EXERCISE INPUTS below:

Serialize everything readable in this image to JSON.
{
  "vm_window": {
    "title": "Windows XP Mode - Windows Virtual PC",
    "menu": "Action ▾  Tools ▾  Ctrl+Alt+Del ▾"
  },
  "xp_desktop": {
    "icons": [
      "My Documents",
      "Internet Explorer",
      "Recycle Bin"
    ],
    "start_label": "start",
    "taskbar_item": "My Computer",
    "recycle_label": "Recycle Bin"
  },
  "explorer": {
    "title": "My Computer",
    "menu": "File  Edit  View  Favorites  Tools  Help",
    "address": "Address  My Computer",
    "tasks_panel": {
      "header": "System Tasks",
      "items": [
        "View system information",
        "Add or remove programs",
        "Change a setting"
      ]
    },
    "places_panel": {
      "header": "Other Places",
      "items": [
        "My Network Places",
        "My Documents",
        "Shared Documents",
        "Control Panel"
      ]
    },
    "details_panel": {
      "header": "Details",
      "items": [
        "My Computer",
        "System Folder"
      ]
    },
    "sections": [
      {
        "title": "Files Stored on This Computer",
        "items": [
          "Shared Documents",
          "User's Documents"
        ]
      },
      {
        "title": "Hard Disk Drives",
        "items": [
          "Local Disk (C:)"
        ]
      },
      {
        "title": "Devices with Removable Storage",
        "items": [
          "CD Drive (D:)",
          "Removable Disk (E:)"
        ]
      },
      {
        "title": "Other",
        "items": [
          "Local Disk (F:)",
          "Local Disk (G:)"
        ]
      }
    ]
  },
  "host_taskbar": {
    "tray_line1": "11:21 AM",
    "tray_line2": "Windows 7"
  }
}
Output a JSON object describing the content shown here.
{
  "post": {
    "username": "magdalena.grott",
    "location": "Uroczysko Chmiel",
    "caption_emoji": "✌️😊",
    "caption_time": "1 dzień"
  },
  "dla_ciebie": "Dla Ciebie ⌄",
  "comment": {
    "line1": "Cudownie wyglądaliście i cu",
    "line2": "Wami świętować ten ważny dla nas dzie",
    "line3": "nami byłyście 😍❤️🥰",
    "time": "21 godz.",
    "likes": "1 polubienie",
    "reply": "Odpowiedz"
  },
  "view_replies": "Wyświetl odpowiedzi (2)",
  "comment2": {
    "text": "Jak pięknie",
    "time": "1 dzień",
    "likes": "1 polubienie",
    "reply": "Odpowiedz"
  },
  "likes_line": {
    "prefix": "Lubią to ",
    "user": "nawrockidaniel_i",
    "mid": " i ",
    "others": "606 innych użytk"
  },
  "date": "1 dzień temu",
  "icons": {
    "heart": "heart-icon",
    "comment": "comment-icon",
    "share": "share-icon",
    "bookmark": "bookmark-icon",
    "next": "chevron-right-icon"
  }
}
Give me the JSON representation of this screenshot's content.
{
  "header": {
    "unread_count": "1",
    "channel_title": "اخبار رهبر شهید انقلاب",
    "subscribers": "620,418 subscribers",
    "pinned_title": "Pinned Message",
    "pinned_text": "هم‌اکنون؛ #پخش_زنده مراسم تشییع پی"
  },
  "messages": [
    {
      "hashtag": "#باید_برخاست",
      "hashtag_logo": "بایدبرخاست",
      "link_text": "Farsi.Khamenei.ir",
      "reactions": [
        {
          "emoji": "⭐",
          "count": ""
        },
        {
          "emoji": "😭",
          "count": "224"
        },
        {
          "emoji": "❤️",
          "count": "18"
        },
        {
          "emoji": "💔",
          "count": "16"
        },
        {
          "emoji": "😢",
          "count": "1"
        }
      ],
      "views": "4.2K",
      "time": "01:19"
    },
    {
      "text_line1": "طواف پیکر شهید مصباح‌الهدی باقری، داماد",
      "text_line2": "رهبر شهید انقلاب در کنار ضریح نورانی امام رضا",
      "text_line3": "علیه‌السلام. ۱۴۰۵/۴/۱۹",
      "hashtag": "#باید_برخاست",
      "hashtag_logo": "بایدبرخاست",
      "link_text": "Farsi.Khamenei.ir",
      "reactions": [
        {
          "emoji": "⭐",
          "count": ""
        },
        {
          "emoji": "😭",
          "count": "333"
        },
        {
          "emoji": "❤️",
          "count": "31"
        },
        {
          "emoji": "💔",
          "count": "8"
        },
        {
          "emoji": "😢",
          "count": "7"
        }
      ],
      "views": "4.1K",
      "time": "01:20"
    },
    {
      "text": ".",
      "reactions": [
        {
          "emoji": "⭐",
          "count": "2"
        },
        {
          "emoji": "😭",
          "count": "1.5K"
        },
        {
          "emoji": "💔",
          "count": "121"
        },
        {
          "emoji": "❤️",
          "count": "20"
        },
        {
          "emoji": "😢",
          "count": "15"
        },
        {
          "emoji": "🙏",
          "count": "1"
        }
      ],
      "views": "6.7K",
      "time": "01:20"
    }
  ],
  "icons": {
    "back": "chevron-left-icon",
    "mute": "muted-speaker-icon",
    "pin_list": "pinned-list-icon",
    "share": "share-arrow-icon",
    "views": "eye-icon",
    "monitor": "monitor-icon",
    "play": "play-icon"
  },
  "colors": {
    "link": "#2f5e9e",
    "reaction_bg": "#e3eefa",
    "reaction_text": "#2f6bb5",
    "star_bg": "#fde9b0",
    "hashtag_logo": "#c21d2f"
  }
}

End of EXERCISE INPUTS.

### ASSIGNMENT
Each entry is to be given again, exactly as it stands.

### EXERCISE RESULT
Serialize everything readable in this image to JSON.
{
  "vm_window": {
    "title": "Windows XP Mode - Windows Virtual PC",
    "menu": "Action ▾  Tools ▾  Ctrl+Alt+Del ▾"
  },
  "xp_desktop": {
    "icons": [
      "My Documents",
      "Internet Explorer",
      "Recycle Bin"
    ],
    "start_label": "start",
    "taskbar_item": "My Computer",
    "recycle_label": "Recycle Bin"
  },
  "explorer": {
    "title": "My Computer",
    "menu": "File  Edit  View  Favorites  Tools  Help",
    "address": "Address  My Computer",
    "tasks_panel": {
      "header": "System Tasks",
      "items": [
        "View system information",
        "Add or remove programs",
        "Change a setting"
      ]
    },
    "places_panel": {
      "header": "Other Places",
      "items": [
        "My Network Places",
        "My Documents",
        "Shared Documents",
        "Control Panel"
      ]
    },
    "details_panel": {
      "header": "Details",
      "items": [
        "My Computer",
        "System Folder"
      ]
    },
    "sections": [
      {
        "title": "Files Stored on This Computer",
        "items": [
          "Shared Documents",
          "User's Documents"
        ]
      },
      {
        "title": "Hard Disk Drives",
        "items": [
          "Local Disk (C:)"
        ]
      },
      {
        "title": "Devices with Removable Storage",
        "items": [
          "CD Drive (D:)",
          "Removable Disk (E:)"
        ]
      },
      {
        "title": "Other",
        "items": [
          "Local Disk (F:)",
          "Local Disk (G:)"
        ]
      }
    ]
  },
  "host_taskbar": {
    "tray_line1": "11:21 AM",
    "tray_line2": "Windows 7"
  }
}
Output a JSON object describing the content shown here.
{
  "post": {
    "username": "magdalena.grott",
    "location": "Uroczysko Chmiel",
    "caption_emoji": "✌️😊",
    "caption_time": "1 dzień"
  },
  "dla_ciebie": "Dla Ciebie ⌄",
  "comment": {
    "line1": "Cudownie wyglądaliście i cu",
    "line2": "Wami świętować ten ważny dla nas dzie",
    "line3": "nami byłyście 😍❤️🥰",
    "time": "21 godz.",
    "likes": "1 polubienie",
    "reply": "Odpowiedz"
  },
  "view_replies": "Wyświetl odpowiedzi (2)",
  "comment2": {
    "text": "Jak pięknie",
    "time": "1 dzień",
    "likes": "1 polubienie",
    "reply": "Odpowiedz"
  },
  "likes_line": {
    "prefix": "Lubią to ",
    "user": "nawrockidaniel_i",
    "mid": " i ",
    "others": "606 innych użytk"
  },
  "date": "1 dzień temu",
  "icons": {
    "heart": "heart-icon",
    "comment": "comment-icon",
    "share": "share-icon",
    "bookmark": "bookmark-icon",
    "next": "chevron-right-icon"
  }
}
Give me the JSON representation of this screenshot's content.
{
  "header": {
    "unread_count": "1",
    "channel_title": "اخبار رهبر شهید انقلاب",
    "subscribers": "620,418 subscribers",
    "pinned_title": "Pinned Message",
    "pinned_text": "هم‌اکنون؛ #پخش_زنده مراسم تشییع پی"
  },
  "messages": [
    {
      "hashtag": "#باید_برخاست",
      "hashtag_logo": "بایدبرخاست",
      "link_text": "Farsi.Khamenei.ir",
      "reactions": [
        {
          "emoji": "⭐",
          "count": ""
        },
        {
          "emoji": "😭",
          "count": "224"
        },
        {
          "emoji": "❤️",
          "count": "18"
        },
        {
          "emoji": "💔",
          "count": "16"
        },
        {
          "emoji": "😢",
          "count": "1"
        }
      ],
      "views": "4.2K",
      "time": "01:19"
    },
    {
      "text_line1": "طواف پیکر شهید مصباح‌الهدی باقری، داماد",
      "text_line2": "رهبر شهید انقلاب در کنار ضریح نورانی امام رضا",
      "text_line3": "علیه‌السلام. ۱۴۰۵/۴/۱۹",
      "hashtag": "#باید_برخاست",
      "hashtag_logo": "بایدبرخاست",
      "link_text": "Farsi.Khamenei.ir",
      "reactions": [
        {
          "emoji": "⭐",
          "count": ""
        },
        {
          "emoji": "😭",
          "count": "333"
        },
        {
          "emoji": "❤️",
          "count": "31"
        },
        {
          "emoji": "💔",
          "count": "8"
        },
        {
          "emoji": "😢",
          "count": "7"
        }
      ],
      "views": "4.1K",
      "time": "01:20"
    },
    {
      "text": ".",
      "reactions": [
        {
          "emoji": "⭐",
          "count": "2"
        },
        {
          "emoji": "😭",
          "count": "1.5K"
        },
        {
          "emoji": "💔",
          "count": "121"
        },
        {
          "emoji": "❤️",
          "count": "20"
        },
        {
          "emoji": "😢",
          "count": "15"
        },
        {
          "emoji": "🙏",
          "count": "1"
        }
      ],
      "views": "6.7K",
      "time": "01:20"
    }
  ],
  "icons": {
    "back": "chevron-left-icon",
    "mute": "muted-speaker-icon",
    "pin_list": "pinned-list-icon",
    "share": "share-arrow-icon",
    "views": "eye-icon",
    "monitor": "monitor-icon",
    "play": "play-icon"
  },
  "colors": {
    "link": "#2f5e9e",
    "reaction_bg": "#e3eefa",
    "reaction_text": "#2f6bb5",
    "star_bg": "#fde9b0",
    "hashtag_logo": "#c21d2f"
  }
}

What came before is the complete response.